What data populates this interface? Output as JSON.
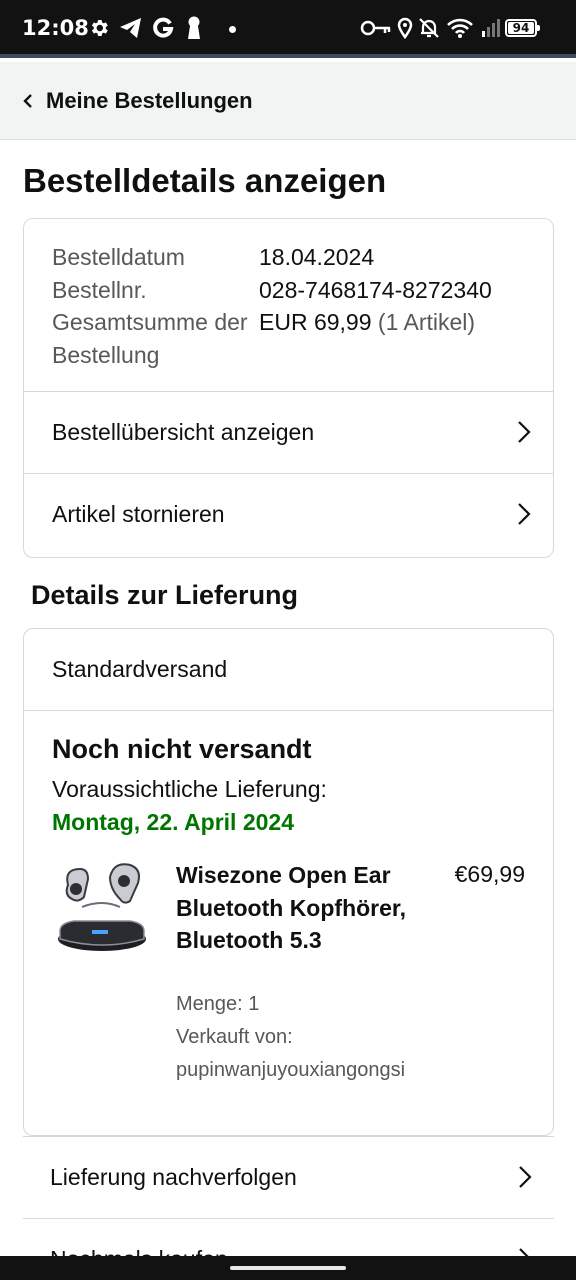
{
  "status_bar": {
    "time": "12:08",
    "battery": "94",
    "left_icons": [
      "gear-icon",
      "telegram-icon",
      "google-icon",
      "keyhole-icon"
    ],
    "right_icons": [
      "key-icon",
      "location-icon",
      "bell-off-icon",
      "wifi-icon",
      "signal-icon"
    ]
  },
  "nav": {
    "back_label": "Meine Bestellungen"
  },
  "page": {
    "title": "Bestelldetails anzeigen"
  },
  "summary": {
    "rows": [
      {
        "label": "Bestelldatum",
        "value": "18.04.2024"
      },
      {
        "label": "Bestellnr.",
        "value": "028-7468174-8272340"
      }
    ],
    "total_label": "Gesamtsumme der Bestellung",
    "total_value": "EUR 69,99",
    "total_count": "(1 Artikel)",
    "links": [
      "Bestellübersicht anzeigen",
      "Artikel stornieren"
    ]
  },
  "delivery": {
    "section_title": "Details zur Lieferung",
    "method": "Standardversand",
    "status": "Noch nicht versandt",
    "estimate_label": "Voraussichtliche Lieferung:",
    "estimate_date": "Montag, 22. April 2024",
    "estimate_color": "#007600",
    "product": {
      "title": "Wisezone Open Ear Bluetooth Kopfhörer, Bluetooth 5.3",
      "price": "€69,99",
      "quantity": "Menge: 1",
      "seller_label": "Verkauft von:",
      "seller": "pupinwanjuyouxiangongsi"
    }
  },
  "actions": [
    "Lieferung nachverfolgen",
    "Nochmals kaufen"
  ]
}
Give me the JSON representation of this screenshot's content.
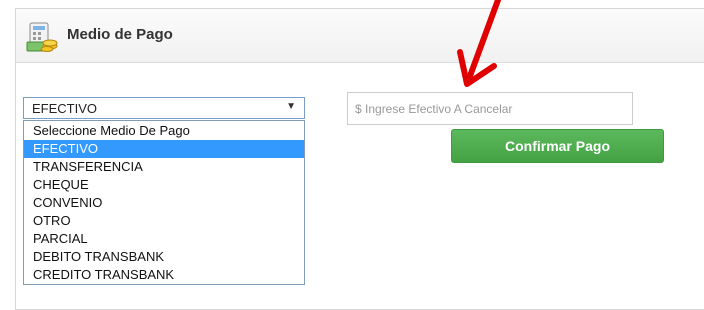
{
  "panel": {
    "title": "Medio de Pago"
  },
  "payment_select": {
    "selected": "EFECTIVO",
    "options": [
      "Seleccione Medio De Pago",
      "EFECTIVO",
      "TRANSFERENCIA",
      "CHEQUE",
      "CONVENIO",
      "OTRO",
      "PARCIAL",
      "DEBITO TRANSBANK",
      "CREDITO TRANSBANK"
    ],
    "highlighted_option": "EFECTIVO"
  },
  "cash_input": {
    "placeholder": "$ Ingrese Efectivo A Cancelar",
    "value": ""
  },
  "confirm_button": {
    "label": "Confirmar Pago"
  },
  "colors": {
    "confirm_green": "#5cb85c",
    "highlight_blue": "#3399ff",
    "annotation_red": "#e00000"
  },
  "icons": {
    "header": "payment-money-icon",
    "annotation": "red-arrow-icon"
  }
}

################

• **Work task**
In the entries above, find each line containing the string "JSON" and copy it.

• **Solution to this problem**
What data populates this interface? Output as JSON.
Give me the JSON representation of this screenshot's content.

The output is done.